The idea to start creating custom artworks, came after Vanessa created a piece for her husband, entitled It’s too Early. Inspired by their backpacking trip to Colorado, it not only acted as a reminder of the good times but was also the catalyst for friends asking for their own unique artistic mementos. Now, the rest is history.
Vanessa has a very strong aesthetic with a prominent emphasis on typography, as she says: “New fonts are like fashion to me.” Vintage advertising and signage are synonymous with her look, mimicking the old advertising style where images were hand drawn rather than using photographs.
It was the trip to Colorado and the surrounding states of the US and Mexico that saw her art shift from realism painting (she has been painting for 20 years!) to her current style of signage art. “My travels through the US and Mexico left me with photo albums of painted signs, paint peeled walls and old relics of neon signage.

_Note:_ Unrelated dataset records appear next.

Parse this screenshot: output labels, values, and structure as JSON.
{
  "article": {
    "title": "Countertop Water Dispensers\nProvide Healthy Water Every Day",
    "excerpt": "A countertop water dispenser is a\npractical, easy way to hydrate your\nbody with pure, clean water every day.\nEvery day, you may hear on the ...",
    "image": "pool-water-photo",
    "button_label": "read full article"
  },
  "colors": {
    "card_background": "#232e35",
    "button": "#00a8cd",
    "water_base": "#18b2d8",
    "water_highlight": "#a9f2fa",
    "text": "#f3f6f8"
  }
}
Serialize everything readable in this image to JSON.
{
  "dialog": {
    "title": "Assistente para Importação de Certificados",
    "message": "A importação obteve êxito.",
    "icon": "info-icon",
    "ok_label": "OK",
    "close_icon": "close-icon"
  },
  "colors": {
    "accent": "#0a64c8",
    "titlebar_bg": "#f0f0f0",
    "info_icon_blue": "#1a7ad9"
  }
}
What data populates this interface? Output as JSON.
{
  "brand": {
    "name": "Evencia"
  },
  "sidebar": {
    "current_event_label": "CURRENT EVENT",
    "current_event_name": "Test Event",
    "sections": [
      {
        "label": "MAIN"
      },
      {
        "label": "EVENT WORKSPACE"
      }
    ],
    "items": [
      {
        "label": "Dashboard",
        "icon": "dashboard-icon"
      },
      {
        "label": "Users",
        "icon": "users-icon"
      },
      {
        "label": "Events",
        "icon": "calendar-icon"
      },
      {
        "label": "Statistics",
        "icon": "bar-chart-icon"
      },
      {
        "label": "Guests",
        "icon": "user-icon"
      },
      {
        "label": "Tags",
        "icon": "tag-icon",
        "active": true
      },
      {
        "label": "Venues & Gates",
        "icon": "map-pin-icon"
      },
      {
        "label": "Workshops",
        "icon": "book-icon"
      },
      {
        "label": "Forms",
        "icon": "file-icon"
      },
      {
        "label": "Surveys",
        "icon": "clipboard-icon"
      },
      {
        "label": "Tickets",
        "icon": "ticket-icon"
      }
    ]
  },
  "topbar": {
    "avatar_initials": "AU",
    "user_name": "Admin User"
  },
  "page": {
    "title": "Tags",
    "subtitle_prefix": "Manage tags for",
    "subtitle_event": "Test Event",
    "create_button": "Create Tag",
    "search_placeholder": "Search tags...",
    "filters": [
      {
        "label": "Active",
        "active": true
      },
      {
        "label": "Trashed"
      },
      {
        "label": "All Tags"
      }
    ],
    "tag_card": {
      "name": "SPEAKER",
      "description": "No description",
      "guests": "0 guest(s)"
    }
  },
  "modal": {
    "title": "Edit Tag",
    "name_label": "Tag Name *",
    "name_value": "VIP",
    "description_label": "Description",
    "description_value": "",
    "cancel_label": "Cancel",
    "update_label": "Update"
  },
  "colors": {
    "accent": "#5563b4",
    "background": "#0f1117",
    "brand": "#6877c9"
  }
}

Mexicans all tend to be experienced signwriters and will paint their restaurant menus on the side of their shop fronts with great flair. The mad colour combinations and gimmicky icons in composition with the type styles used, can spur on great ideas.”
But her trip wasn’t the first time Vanessa was inspired by typography, having worked as a graphic designer for 17 years and studying signwriting in Newcastle. She was also part of the founding Real Living magazine team, where she was art director and a finalist in the 2006 MPA awards for Designer of the Year.
Her graphic design skills remain hugely relevant, with Vanessa sketching her artwork ideas on the computer after her initial consultation with clients. “I use my computer to work up type relationships and try different colour combinations just as I would with my graphic design work. But once I know where I’m going with it, I work up the lettering with chalk and get into it.”
While Vanessa has now created many artworks in her signage art style, her favourite is The Royal Hawaiian (above), a piece she made for a close girlfriend to remember their trip to Hawaii back in 2003. “We stayed at this hotel for just the one night and went down to the hotel bar after nightfall. We drank Mai Tais talking to some US Marines. It was an unplanned, amazing night. We talk about how we wish we could do that again. It just has that feel good effect on me.”
It really sums up all of Vanessa’s pieces. While they look good, it is their ability to evoke emotion, to create a feeling of nostalgia and sentiment, that truly make them one of a kind.